Teams Sprawl in the Remote Workspace
As working from home has become the new everyday norm, with more employers embracing the remote-work model as a new and likely permanent fixture of the employment world, there is a similar change in the ways workers collaborate in the era of COVID-19.
Microsoft Teams has surged to the forefront of collaboration tools throughout the pandemic. Its power as the new conference room is evident in its adoption: up almost 900 percent in use in its first three years, to a quarter-billion monthly active users as of July 2021.
But the rampant adoption of Teams has led to a follow-on challenge plaguing many organizations: Microsoft Teams sprawl.
Teams sprawl (also known more generally as IT sprawl) is the uncontrolled overflow of unused, outdated, or duplicated content within a Teams environment. It’s often the result of the absence of governance in an organization on how workers should use collaboration tools. And with IT professionals also working remotely, it can get even more vexing to govern Teams use among virtual employees. The issue of Teams sprawl has become a growing headache for anyone managing digital environments, highlighting the inherent challenges when employees can’t interact in person.
Sprawl can be a serious impediment to productivity for enterprise organizations with complex internal structures and thousands of employees spread across different time zones. It can lead to confusion among end users, ultimately creating “content chaos,” a hair-on-fire environment in which no one knows where to find the most current documents, and employees resort to the insecure practice of saving files on their drives. When it’s unmanaged, Teams sprawl amplifies miscommunication among employees and increases data security risks, since sprawl can mean the wrong people have access to sensitive data.
Teams sprawl can worsen during a merger or acquisition, where organizations need to merge data under one umbrella. A lack of data consolidation and control during M&A data migrations can make a complicated process even more so. Experts forecast that M&A activity will return to pre-COVID-19 levels in the next year. Businesses in such critical situations need to ensure their digital environments allow optimal data migration.

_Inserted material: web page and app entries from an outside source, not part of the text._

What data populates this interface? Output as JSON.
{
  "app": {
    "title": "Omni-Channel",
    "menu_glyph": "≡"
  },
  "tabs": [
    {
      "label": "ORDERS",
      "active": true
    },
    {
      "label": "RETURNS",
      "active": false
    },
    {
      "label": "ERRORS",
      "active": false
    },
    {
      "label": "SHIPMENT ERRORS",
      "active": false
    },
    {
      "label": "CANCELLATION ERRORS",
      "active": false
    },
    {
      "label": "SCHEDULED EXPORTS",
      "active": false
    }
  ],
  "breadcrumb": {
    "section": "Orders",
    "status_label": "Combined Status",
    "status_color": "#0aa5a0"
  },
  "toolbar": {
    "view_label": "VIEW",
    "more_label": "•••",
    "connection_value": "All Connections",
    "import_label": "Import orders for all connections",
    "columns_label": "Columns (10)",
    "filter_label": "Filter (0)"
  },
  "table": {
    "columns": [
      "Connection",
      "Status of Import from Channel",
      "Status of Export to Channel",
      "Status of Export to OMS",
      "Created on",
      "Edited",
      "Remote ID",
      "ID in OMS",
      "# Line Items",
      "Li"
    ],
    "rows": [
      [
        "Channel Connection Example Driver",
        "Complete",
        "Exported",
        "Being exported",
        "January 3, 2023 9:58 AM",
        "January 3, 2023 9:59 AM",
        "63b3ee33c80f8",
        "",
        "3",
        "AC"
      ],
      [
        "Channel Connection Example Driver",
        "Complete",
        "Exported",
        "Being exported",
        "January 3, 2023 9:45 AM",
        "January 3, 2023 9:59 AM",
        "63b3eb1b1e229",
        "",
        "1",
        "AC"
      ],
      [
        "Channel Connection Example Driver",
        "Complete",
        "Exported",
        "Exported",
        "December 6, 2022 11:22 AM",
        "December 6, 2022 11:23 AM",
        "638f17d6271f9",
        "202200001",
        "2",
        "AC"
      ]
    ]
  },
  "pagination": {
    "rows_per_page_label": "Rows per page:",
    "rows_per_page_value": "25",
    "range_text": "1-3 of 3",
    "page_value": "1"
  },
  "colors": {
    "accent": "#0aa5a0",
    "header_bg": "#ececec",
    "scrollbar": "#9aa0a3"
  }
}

For businesses seeking to handle data sprawl, the good news amid all this potential disaster is that IT leaders can take proactive steps to keep it from happening in the first place. Outlined below are three ways IT leaders can curb Teams sprawl and streamline data exchange among their remote employees:
- Select internal stakeholders to own and manage sprawl. First, a larger plan for managing data is necessary, and internal stakeholders can help make sure users stick to this plan. IT teams should create an internal group in charge of managing data sprawl and streamlining Teams use. This group will own the crafting, implementation, and updating of policies and best practices for using Teams. Companies can assign each Teams channel a moderator to manage it, ensuring people use it effectively, and assigning authority for deleting outdated or unnecessary content.
- Let IT comprehensively monitor Teams activity. A business should empower its IT team members to manage the Teams environment by giving them panoramic visibility into user activity. This will give them better insight into how people use Teams. IT should have regular deep-dive capability into Teams usage trends, informing best practices. Assigning channel creation to IT, for example, can help reduce the inefficiency of single-use channels. Consider creating a policy that requires users to submit a formal request to IT before starting a new channel. Creating a more structured process around new Teams channels helps establish a data record, reducing duplication and unnecessary data instances.
- Streamline the complexities of a Teams migration. Most IT professionals will agree that migrating instances of Teams is incredibly complex. To help streamline that, IT teams should establish a comprehensive migration plan when merging data between two or more Teams environments. Audit your Teams environment and understand what data will and won’t migrate. Analyze data in both the source and the destination; this will help you address any team- and channel-naming conflicts. If there are username changes, review user permissions and make sure you’re managing permissions appropriately. Finally, always include a test or proof of concept phase prior to the migration to ensure the user experience is positive.
For many companies and employees, remote work is on the digital landscape for good. And with that, IT professionals need to adjust accordingly as that landscape evolves. IT teams need to ensure effective management and governance of communication platforms like Teams for optimized collaboration and engagement. With employees located seemingly everywhere, access to data is critical. Careful planning and data governance of Teams will help organizations work efficiently, avoiding the nightmare of content chaos.
By James Corbishley